Ellis's choice is a difficult one, because it's established early on that her leaving means that her sister, Rose, will have to suffer at the expense of her thriving. Is there even a right decision here?
Yes, in my mind, I think the right choice is to move forward and away and to go to this place where the opportunities are boundless. I’m talking about everything, not just money and comfort. And I think that is the right choice for all of us.
Did you ever spend any extensive time in America?
No, I never have. My dad lived there for a bit. So in my parents' divorce, I spent school holidays with him in the US. That's the closest I've come.
If you were to come here for a major period of time, which three items would you miss most?
Assuming my family is with me, number one would be my soccer team. It’s still an important part of my and my kid’s lives.

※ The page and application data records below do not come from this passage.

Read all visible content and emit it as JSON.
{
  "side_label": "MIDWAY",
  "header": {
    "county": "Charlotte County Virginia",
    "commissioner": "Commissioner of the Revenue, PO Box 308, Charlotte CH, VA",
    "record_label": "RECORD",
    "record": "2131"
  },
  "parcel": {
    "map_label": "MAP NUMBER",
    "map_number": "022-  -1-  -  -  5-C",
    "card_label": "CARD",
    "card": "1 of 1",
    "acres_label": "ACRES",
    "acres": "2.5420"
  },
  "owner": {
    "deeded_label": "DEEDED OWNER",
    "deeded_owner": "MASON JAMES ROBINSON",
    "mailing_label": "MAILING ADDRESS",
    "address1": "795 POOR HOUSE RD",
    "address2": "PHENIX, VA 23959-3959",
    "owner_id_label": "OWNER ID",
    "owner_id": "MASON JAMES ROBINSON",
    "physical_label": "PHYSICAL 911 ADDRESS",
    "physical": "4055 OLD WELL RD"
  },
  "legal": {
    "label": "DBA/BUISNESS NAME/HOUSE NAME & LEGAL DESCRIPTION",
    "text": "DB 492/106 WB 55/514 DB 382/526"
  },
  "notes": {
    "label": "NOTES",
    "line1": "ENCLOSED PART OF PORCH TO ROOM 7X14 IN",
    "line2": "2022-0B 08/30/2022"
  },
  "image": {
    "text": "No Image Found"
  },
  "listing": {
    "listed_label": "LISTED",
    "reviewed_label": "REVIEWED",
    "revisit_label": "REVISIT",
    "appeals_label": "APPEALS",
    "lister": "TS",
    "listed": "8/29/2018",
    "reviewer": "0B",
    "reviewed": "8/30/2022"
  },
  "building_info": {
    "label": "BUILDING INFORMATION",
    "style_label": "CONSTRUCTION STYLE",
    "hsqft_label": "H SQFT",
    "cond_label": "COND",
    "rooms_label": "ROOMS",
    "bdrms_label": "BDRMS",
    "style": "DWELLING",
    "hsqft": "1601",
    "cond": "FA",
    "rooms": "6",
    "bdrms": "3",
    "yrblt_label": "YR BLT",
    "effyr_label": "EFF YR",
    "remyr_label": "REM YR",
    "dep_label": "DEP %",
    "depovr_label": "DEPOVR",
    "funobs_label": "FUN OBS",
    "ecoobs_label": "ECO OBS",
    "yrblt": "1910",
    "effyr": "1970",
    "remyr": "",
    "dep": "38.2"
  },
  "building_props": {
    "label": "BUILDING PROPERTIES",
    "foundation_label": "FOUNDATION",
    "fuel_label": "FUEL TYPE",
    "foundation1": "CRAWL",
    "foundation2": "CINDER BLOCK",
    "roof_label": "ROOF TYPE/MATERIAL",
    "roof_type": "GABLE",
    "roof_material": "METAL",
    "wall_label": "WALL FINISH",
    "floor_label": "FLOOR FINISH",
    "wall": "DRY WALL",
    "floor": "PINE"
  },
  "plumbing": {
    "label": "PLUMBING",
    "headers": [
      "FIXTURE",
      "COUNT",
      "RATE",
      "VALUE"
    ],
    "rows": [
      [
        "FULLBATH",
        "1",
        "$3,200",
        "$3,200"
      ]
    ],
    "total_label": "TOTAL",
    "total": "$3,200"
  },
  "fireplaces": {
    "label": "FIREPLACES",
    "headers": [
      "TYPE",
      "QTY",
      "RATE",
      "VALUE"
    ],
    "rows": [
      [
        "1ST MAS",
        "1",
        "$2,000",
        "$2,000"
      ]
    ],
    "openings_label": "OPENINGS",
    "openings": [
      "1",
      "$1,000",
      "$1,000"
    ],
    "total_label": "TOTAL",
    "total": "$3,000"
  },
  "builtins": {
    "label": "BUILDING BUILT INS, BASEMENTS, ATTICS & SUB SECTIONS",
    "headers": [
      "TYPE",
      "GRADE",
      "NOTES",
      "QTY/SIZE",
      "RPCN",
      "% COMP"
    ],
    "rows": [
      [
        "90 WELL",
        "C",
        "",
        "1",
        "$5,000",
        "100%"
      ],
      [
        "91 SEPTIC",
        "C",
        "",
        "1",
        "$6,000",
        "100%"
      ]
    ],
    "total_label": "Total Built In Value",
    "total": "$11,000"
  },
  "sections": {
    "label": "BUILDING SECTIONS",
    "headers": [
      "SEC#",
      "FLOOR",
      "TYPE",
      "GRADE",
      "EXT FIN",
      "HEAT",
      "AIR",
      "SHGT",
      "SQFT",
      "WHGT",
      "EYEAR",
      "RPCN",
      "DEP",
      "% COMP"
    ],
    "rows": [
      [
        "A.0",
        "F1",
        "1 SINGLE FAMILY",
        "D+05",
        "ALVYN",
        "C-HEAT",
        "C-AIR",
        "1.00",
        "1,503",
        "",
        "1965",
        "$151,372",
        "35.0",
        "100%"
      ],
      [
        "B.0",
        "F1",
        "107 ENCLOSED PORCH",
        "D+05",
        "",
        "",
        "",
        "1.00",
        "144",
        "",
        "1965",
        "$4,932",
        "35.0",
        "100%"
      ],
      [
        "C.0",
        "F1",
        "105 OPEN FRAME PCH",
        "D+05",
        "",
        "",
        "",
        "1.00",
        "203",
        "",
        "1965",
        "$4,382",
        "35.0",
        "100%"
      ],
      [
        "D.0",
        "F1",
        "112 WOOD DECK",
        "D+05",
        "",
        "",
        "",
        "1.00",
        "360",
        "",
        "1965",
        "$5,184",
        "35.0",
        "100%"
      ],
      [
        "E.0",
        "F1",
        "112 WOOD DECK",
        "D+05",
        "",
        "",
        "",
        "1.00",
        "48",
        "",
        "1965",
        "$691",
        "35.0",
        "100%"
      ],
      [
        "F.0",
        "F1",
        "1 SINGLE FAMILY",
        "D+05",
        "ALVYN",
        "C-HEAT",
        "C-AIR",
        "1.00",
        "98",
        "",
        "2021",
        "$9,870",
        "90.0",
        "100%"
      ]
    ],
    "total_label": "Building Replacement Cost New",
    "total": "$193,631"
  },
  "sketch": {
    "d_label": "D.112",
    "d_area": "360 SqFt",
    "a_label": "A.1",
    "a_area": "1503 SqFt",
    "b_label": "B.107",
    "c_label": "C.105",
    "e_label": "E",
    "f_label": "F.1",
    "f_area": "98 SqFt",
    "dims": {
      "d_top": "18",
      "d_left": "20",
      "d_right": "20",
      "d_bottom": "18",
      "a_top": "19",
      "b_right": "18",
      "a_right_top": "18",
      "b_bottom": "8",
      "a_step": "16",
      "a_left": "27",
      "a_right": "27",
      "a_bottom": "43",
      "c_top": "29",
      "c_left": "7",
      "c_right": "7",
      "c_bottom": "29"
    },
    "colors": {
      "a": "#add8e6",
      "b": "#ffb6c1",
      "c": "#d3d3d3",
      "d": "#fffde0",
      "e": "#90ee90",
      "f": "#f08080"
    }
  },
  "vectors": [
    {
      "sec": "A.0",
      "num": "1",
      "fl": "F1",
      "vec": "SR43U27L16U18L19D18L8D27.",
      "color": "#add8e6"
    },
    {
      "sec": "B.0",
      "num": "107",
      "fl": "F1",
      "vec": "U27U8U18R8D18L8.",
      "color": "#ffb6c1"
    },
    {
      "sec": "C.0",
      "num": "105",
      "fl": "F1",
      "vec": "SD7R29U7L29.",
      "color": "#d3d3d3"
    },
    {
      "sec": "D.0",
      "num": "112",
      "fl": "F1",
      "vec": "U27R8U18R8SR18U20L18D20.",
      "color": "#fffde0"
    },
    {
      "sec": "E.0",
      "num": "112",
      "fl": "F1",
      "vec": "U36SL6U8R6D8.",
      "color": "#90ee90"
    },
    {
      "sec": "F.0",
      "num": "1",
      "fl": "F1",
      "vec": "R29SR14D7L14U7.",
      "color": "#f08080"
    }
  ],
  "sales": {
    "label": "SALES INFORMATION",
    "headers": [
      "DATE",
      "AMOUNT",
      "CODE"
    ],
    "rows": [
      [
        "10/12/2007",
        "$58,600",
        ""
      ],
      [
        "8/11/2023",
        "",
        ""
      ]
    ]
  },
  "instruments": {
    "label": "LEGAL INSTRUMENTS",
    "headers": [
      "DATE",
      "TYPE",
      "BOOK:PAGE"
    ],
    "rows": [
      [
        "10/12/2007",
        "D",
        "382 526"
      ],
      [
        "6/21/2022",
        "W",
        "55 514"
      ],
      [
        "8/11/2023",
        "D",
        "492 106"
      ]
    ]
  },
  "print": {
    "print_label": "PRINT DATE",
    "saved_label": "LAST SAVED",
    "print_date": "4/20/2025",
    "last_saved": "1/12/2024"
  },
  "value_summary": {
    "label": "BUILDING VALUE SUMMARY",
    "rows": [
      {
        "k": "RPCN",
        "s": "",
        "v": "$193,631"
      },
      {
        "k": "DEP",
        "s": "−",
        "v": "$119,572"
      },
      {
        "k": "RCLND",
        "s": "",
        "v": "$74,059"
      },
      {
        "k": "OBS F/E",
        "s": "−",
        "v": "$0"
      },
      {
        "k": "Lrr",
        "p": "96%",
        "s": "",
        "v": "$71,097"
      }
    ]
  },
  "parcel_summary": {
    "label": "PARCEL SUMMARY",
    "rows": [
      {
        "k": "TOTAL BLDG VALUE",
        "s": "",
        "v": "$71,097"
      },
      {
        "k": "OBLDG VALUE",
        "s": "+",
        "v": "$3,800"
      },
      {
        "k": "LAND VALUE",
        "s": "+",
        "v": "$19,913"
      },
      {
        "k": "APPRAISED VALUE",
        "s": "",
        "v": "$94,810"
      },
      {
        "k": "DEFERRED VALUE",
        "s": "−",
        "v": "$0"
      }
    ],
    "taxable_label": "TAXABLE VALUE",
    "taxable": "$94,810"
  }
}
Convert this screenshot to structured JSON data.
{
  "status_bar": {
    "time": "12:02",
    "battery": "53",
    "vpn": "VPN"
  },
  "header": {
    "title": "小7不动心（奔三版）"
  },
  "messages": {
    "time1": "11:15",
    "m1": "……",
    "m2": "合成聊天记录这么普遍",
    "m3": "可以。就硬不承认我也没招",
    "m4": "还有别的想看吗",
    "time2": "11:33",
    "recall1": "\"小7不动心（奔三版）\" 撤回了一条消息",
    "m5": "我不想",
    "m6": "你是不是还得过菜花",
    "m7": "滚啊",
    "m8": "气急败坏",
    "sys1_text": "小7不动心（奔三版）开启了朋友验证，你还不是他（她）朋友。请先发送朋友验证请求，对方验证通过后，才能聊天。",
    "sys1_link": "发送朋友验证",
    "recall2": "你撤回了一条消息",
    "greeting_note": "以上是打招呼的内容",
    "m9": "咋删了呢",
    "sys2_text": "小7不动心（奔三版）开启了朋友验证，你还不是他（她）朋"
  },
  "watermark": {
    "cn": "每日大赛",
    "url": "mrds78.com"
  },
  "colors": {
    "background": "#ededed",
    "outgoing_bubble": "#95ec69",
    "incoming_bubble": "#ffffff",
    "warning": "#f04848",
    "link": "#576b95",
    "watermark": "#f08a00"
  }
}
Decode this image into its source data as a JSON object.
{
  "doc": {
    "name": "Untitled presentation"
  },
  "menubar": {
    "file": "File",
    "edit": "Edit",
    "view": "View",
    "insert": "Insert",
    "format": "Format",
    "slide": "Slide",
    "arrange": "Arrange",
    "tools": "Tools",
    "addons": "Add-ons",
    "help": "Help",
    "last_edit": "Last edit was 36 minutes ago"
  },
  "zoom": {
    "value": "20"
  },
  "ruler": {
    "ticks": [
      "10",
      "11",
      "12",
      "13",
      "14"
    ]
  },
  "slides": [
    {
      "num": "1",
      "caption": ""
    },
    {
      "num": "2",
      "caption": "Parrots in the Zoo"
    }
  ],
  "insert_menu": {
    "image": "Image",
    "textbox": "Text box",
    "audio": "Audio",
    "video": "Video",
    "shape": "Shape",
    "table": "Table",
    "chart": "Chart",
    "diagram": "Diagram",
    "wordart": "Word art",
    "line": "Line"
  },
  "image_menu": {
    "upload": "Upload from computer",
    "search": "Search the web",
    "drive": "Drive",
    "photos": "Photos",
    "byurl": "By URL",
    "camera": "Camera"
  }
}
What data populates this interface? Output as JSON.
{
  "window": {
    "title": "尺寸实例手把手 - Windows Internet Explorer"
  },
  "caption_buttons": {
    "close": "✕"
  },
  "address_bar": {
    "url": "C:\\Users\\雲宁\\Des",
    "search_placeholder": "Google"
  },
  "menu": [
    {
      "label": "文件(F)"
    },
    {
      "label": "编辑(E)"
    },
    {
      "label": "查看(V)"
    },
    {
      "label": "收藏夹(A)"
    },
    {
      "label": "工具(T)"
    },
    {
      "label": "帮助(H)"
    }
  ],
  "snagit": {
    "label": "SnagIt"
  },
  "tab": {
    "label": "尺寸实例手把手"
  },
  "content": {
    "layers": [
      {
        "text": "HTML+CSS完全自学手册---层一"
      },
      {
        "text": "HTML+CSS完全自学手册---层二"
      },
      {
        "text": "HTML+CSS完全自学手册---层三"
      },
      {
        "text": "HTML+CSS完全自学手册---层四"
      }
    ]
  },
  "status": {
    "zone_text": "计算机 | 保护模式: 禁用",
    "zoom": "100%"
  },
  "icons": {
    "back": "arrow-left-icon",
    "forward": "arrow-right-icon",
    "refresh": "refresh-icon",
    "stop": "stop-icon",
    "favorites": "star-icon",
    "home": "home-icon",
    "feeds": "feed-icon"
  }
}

I think the BBC would be a big deal for me. Especially now that we're so used to watching catch-up TV, that spending an evening watching network television in America would drive you demented. And even though I have a love-hate relationship with them, I think I’d miss our broadsheet newspapers. Yours are quite good — the news is nothing but the news and reviews are nothing but reviews — but ours tend to be more anarchic and irreverent, not serious.
Turning this heart-wrenching romance novel of sorts into a screenplay that is palatable to jaded audiences in 2015 must have been challenging.
Yeah, there's a challenge there. But the book is so delicate that you'd feel yourself [knocking] around if you were making the wrong choices. So I didn't worry about that. What I think is interesting is that our experience of this film so far is that it destroys teenagers. I already know teenage girls and girls in their 20's who've been back whenever they can to multiple screenings.
It made me realize that one of the most beloved books of young girls is Pride and Prejudice, because they feel a version of that story inside themselves. But the world doesn't allow them to see it reflected in any way, because of social media or because of the kinds of pop culture that they're presented with. So when they find something that reflects those feelings back at them, quite often it's something like a period movie or a book written long ago. But those feelings are apparent in young people and they do not get a chance to explore them, which is why I think this movie is working for them.
Why is romance not outwardly visible in 2015?
I think there isn't an idiomatic language for it, neither culturally nor personally. What's interesting is that eventually young people have to do what they've always done throughout history, which is meet somebody, fall in love with them, and hope to maintain a life with them. That central drive hasn't changed, which means there comes a point where you have to go through all of that stuff: heartbreak and falling in love and hoping someone falls in love with you back. No matter how many times you’re on Facebook or Tinder, that only postpones the moment where you have to commit to somebody in some way.